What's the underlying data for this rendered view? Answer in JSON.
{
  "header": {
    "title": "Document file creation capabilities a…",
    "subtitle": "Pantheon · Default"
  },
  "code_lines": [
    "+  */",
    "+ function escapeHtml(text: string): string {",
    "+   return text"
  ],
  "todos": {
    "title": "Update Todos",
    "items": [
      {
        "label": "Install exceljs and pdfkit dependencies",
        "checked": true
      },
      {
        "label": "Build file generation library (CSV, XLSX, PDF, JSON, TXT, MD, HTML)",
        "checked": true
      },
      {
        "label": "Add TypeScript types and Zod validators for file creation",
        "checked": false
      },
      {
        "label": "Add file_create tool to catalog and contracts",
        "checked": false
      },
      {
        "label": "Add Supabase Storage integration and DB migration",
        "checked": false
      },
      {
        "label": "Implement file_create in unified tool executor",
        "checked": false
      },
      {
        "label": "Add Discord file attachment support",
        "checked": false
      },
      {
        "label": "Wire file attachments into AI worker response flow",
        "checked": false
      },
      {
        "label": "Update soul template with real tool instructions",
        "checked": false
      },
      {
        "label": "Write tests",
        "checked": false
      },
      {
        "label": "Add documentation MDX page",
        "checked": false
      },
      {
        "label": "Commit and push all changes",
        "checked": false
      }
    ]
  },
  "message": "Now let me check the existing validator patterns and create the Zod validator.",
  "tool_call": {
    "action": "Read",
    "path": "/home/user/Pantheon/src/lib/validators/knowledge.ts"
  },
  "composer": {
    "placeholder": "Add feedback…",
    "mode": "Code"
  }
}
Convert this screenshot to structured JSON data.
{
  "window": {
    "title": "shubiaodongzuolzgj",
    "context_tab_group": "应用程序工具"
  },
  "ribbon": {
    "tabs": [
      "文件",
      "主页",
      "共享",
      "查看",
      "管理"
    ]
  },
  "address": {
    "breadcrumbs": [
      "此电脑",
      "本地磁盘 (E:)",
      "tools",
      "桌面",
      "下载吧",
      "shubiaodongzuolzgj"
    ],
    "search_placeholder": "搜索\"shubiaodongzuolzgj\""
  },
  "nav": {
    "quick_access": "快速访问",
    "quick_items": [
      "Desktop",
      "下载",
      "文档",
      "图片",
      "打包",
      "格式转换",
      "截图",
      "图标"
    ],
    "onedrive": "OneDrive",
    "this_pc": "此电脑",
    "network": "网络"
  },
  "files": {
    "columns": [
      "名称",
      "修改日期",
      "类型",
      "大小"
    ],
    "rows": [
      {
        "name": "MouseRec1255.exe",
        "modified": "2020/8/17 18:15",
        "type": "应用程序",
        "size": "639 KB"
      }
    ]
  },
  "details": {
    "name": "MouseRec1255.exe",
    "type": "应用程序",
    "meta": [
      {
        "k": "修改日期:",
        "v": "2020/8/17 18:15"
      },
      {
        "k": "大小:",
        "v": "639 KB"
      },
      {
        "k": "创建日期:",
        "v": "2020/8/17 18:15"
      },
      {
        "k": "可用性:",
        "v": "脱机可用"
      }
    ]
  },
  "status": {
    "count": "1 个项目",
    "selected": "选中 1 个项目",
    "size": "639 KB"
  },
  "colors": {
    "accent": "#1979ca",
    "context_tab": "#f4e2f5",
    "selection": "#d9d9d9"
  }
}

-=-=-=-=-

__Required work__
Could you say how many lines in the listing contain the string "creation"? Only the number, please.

__Written answer__
2